** Data for this exercise follows **

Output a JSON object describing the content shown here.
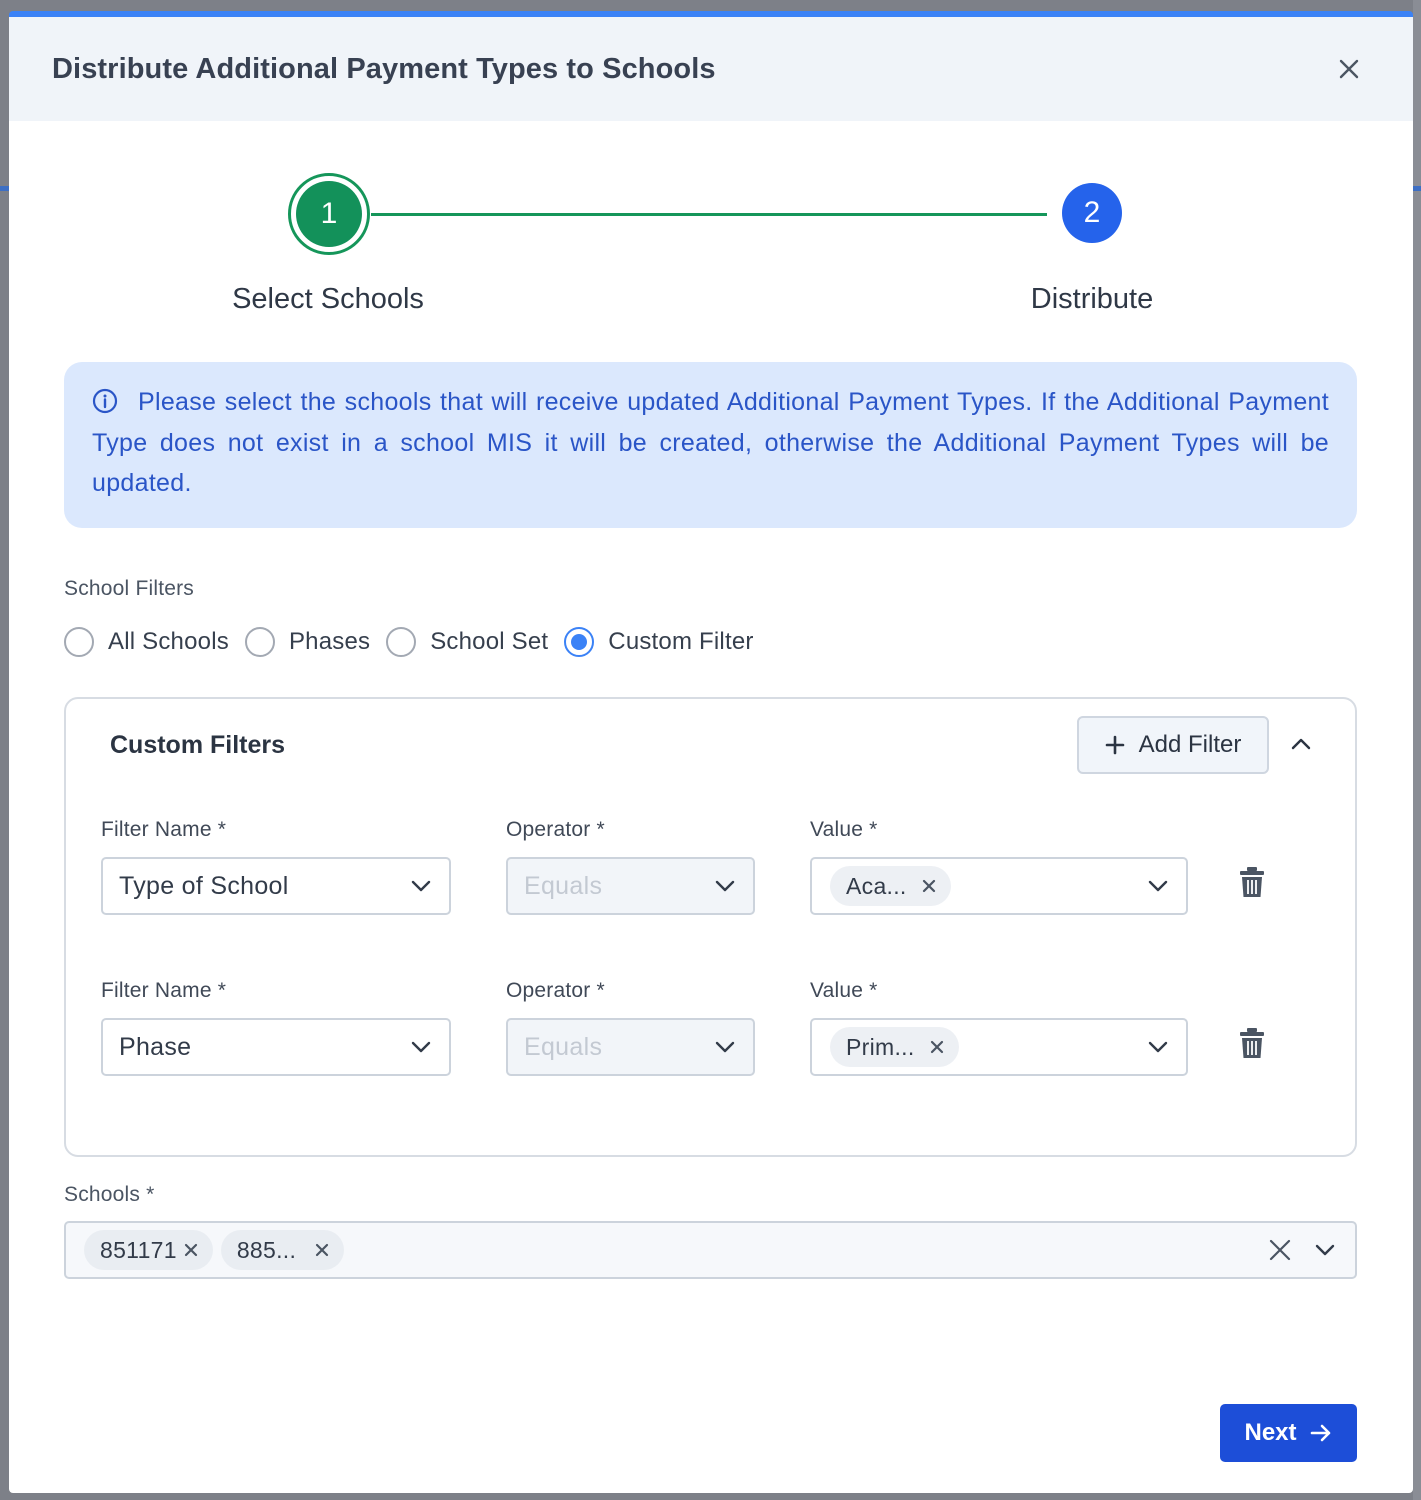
{
  "modal": {
    "title": "Distribute Additional Payment Types to Schools"
  },
  "stepper": {
    "steps": [
      {
        "number": "1",
        "label": "Select Schools",
        "status": "current"
      },
      {
        "number": "2",
        "label": "Distribute",
        "status": "pending"
      }
    ]
  },
  "info": {
    "text": "Please select the schools that will receive updated Additional Payment Types. If the Additional Payment Type does not exist in a school MIS it will be created, otherwise the Additional Payment Types will be updated."
  },
  "school_filters": {
    "label": "School Filters",
    "options": [
      {
        "label": "All Schools",
        "checked": false
      },
      {
        "label": "Phases",
        "checked": false
      },
      {
        "label": "School Set",
        "checked": false
      },
      {
        "label": "Custom Filter",
        "checked": true
      }
    ]
  },
  "custom_filters": {
    "title": "Custom Filters",
    "add_filter_label": "Add Filter",
    "rows": [
      {
        "filter_name_label": "Filter Name *",
        "filter_name_value": "Type of School",
        "operator_label": "Operator *",
        "operator_value": "Equals",
        "value_label": "Value *",
        "value_chip": "Aca..."
      },
      {
        "filter_name_label": "Filter Name *",
        "filter_name_value": "Phase",
        "operator_label": "Operator *",
        "operator_value": "Equals",
        "value_label": "Value *",
        "value_chip": "Prim..."
      }
    ]
  },
  "schools": {
    "label": "Schools *",
    "chips": [
      "851171",
      "885..."
    ]
  },
  "footer": {
    "next_label": "Next"
  },
  "colors": {
    "accent_top": "#3b82f6",
    "step_complete": "#13915a",
    "step_pending": "#2563eb",
    "info_bg": "#dbe8fd",
    "info_text": "#2a55c7",
    "primary_button": "#1d4ed8"
  }
}
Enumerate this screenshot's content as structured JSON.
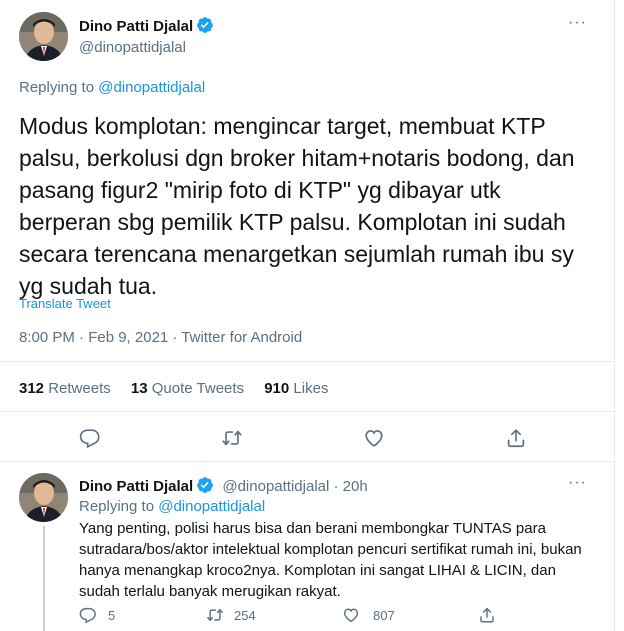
{
  "main_tweet": {
    "author_name": "Dino Patti Djalal",
    "author_handle": "@dinopattidjalal",
    "replying_prefix": "Replying to",
    "replying_to": "@dinopattidjalal",
    "text": "Modus komplotan: mengincar target, membuat KTP palsu, berkolusi dgn broker hitam+notaris bodong, dan pasang figur2 \"mirip foto di KTP\" yg dibayar utk berperan sbg pemilik KTP palsu. Komplotan ini sudah secara terencana menargetkan sejumlah rumah ibu sy yg sudah tua.",
    "translate_label": "Translate Tweet",
    "timestamp": "8:00 PM · Feb 9, 2021 · Twitter for Android",
    "stats": {
      "retweets_count": "312",
      "retweets_label": "Retweets",
      "quotes_count": "13",
      "quotes_label": "Quote Tweets",
      "likes_count": "910",
      "likes_label": "Likes"
    }
  },
  "reply_tweet": {
    "author_name": "Dino Patti Djalal",
    "author_handle": "@dinopattidjalal",
    "time_ago": "· 20h",
    "replying_prefix": "Replying to",
    "replying_to": "@dinopattidjalal",
    "text": "Yang penting, polisi harus bisa dan berani membongkar TUNTAS para sutradara/bos/aktor intelektual komplotan pencuri sertifikat rumah ini, bukan hanya menangkap kroco2nya. Komplotan ini sangat LIHAI & LICIN, dan sudah terlalu banyak merugikan rakyat.",
    "reply_count": "5",
    "retweet_count": "254",
    "like_count": "807"
  },
  "colors": {
    "accent": "#1b95e0",
    "verified": "#1da1f2",
    "muted": "#5b7083",
    "divider": "#e6ecf0"
  },
  "icons": [
    "verified-badge-icon",
    "more-icon",
    "reply-icon",
    "retweet-icon",
    "like-icon",
    "share-icon"
  ]
}
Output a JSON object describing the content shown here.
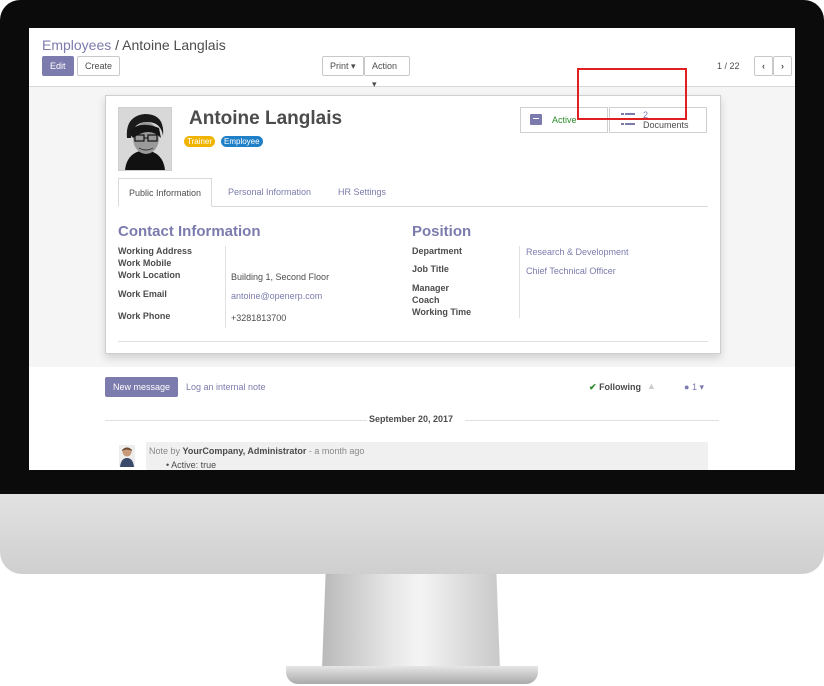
{
  "breadcrumb": {
    "parent": "Employees",
    "separator": "/",
    "current": "Antoine Langlais"
  },
  "control_panel": {
    "edit_label": "Edit",
    "create_label": "Create",
    "print_label": "Print",
    "action_label": "Action",
    "pager": "1 / 22"
  },
  "employee": {
    "name": "Antoine Langlais",
    "tags": [
      {
        "label": "Trainer",
        "color": "#f0b400"
      },
      {
        "label": "Employee",
        "color": "#1f7fc7"
      }
    ]
  },
  "stat_buttons": {
    "active_label": "Active",
    "documents_count": "2",
    "documents_label": "Documents"
  },
  "tabs": [
    {
      "label": "Public Information"
    },
    {
      "label": "Personal Information"
    },
    {
      "label": "HR Settings"
    }
  ],
  "contact": {
    "title": "Contact Information",
    "working_address_label": "Working Address",
    "work_mobile_label": "Work Mobile",
    "work_location_label": "Work Location",
    "work_location": "Building 1, Second Floor",
    "work_email_label": "Work Email",
    "work_email": "antoine@openerp.com",
    "work_phone_label": "Work Phone",
    "work_phone": "+3281813700"
  },
  "position": {
    "title": "Position",
    "department_label": "Department",
    "department": "Research & Development",
    "job_title_label": "Job Title",
    "job_title": "Chief Technical Officer",
    "manager_label": "Manager",
    "coach_label": "Coach",
    "working_time_label": "Working Time"
  },
  "chatter": {
    "new_message": "New message",
    "log_note": "Log an internal note",
    "following": "Following",
    "followers_count": "1",
    "date": "September 20, 2017",
    "note_prefix": "Note by",
    "note_author": "YourCompany, Administrator",
    "note_time": "- a month ago",
    "note_item": "Active: true"
  },
  "colors": {
    "brand": "#7c7bad",
    "highlight": "#e02020",
    "active_green": "#2e8b2e"
  }
}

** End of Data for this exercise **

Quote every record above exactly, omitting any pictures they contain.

**Expected answer:**
Output a JSON object describing the content shown here.
{
  "modal": {
    "title": "Distribute Additional Payment Types to Schools"
  },
  "stepper": {
    "steps": [
      {
        "number": "1",
        "label": "Select Schools",
        "status": "current"
      },
      {
        "number": "2",
        "label": "Distribute",
        "status": "pending"
      }
    ]
  },
  "info": {
    "text": "Please select the schools that will receive updated Additional Payment Types. If the Additional Payment Type does not exist in a school MIS it will be created, otherwise the Additional Payment Types will be updated."
  },
  "school_filters": {
    "label": "School Filters",
    "options": [
      {
        "label": "All Schools",
        "checked": false
      },
      {
        "label": "Phases",
        "checked": false
      },
      {
        "label": "School Set",
        "checked": false
      },
      {
        "label": "Custom Filter",
        "checked": true
      }
    ]
  },
  "custom_filters": {
    "title": "Custom Filters",
    "add_filter_label": "Add Filter",
    "rows": [
      {
        "filter_name_label": "Filter Name *",
        "filter_name_value": "Type of School",
        "operator_label": "Operator *",
        "operator_value": "Equals",
        "value_label": "Value *",
        "value_chip": "Aca..."
      },
      {
        "filter_name_label": "Filter Name *",
        "filter_name_value": "Phase",
        "operator_label": "Operator *",
        "operator_value": "Equals",
        "value_label": "Value *",
        "value_chip": "Prim..."
      }
    ]
  },
  "schools": {
    "label": "Schools *",
    "chips": [
      "851171",
      "885..."
    ]
  },
  "footer": {
    "next_label": "Next"
  },
  "colors": {
    "accent_top": "#3b82f6",
    "step_complete": "#13915a",
    "step_pending": "#2563eb",
    "info_bg": "#dbe8fd",
    "info_text": "#2a55c7",
    "primary_button": "#1d4ed8"
  }
}
Enumerate this screenshot's content as structured JSON.
{
  "main_tweet": {
    "author_name": "Dino Patti Djalal",
    "author_handle": "@dinopattidjalal",
    "replying_prefix": "Replying to",
    "replying_to": "@dinopattidjalal",
    "text": "Modus komplotan: mengincar target, membuat KTP palsu, berkolusi dgn broker hitam+notaris bodong, dan pasang figur2 \"mirip foto di KTP\" yg dibayar utk berperan sbg pemilik KTP palsu. Komplotan ini sudah secara terencana menargetkan sejumlah rumah ibu sy yg sudah tua.",
    "translate_label": "Translate Tweet",
    "timestamp": "8:00 PM · Feb 9, 2021 · Twitter for Android",
    "stats": {
      "retweets_count": "312",
      "retweets_label": "Retweets",
      "quotes_count": "13",
      "quotes_label": "Quote Tweets",
      "likes_count": "910",
      "likes_label": "Likes"
    }
  },
  "reply_tweet": {
    "author_name": "Dino Patti Djalal",
    "author_handle": "@dinopattidjalal",
    "time_ago": "· 20h",
    "replying_prefix": "Replying to",
    "replying_to": "@dinopattidjalal",
    "text": "Yang penting, polisi harus bisa dan berani membongkar TUNTAS para sutradara/bos/aktor intelektual komplotan pencuri sertifikat rumah ini, bukan hanya menangkap kroco2nya. Komplotan ini sangat LIHAI & LICIN, dan sudah terlalu banyak merugikan rakyat.",
    "reply_count": "5",
    "retweet_count": "254",
    "like_count": "807"
  },
  "colors": {
    "accent": "#1b95e0",
    "verified": "#1da1f2",
    "muted": "#5b7083",
    "divider": "#e6ecf0"
  },
  "icons": [
    "verified-badge-icon",
    "more-icon",
    "reply-icon",
    "retweet-icon",
    "like-icon",
    "share-icon"
  ]
}
Output a JSON object describing the content shown here.
{
  "breadcrumb": {
    "parent": "Employees",
    "separator": "/",
    "current": "Antoine Langlais"
  },
  "control_panel": {
    "edit_label": "Edit",
    "create_label": "Create",
    "print_label": "Print",
    "action_label": "Action",
    "pager": "1 / 22"
  },
  "employee": {
    "name": "Antoine Langlais",
    "tags": [
      {
        "label": "Trainer",
        "color": "#f0b400"
      },
      {
        "label": "Employee",
        "color": "#1f7fc7"
      }
    ]
  },
  "stat_buttons": {
    "active_label": "Active",
    "documents_count": "2",
    "documents_label": "Documents"
  },
  "tabs": [
    {
      "label": "Public Information"
    },
    {
      "label": "Personal Information"
    },
    {
      "label": "HR Settings"
    }
  ],
  "contact": {
    "title": "Contact Information",
    "working_address_label": "Working Address",
    "work_mobile_label": "Work Mobile",
    "work_location_label": "Work Location",
    "work_location": "Building 1, Second Floor",
    "work_email_label": "Work Email",
    "work_email": "antoine@openerp.com",
    "work_phone_label": "Work Phone",
    "work_phone": "+3281813700"
  },
  "position": {
    "title": "Position",
    "department_label": "Department",
    "department": "Research & Development",
    "job_title_label": "Job Title",
    "job_title": "Chief Technical Officer",
    "manager_label": "Manager",
    "coach_label": "Coach",
    "working_time_label": "Working Time"
  },
  "chatter": {
    "new_message": "New message",
    "log_note": "Log an internal note",
    "following": "Following",
    "followers_count": "1",
    "date": "September 20, 2017",
    "note_prefix": "Note by",
    "note_author": "YourCompany, Administrator",
    "note_time": "- a month ago",
    "note_item": "Active: true"
  },
  "colors": {
    "brand": "#7c7bad",
    "highlight": "#e02020",
    "active_green": "#2e8b2e"
  }
}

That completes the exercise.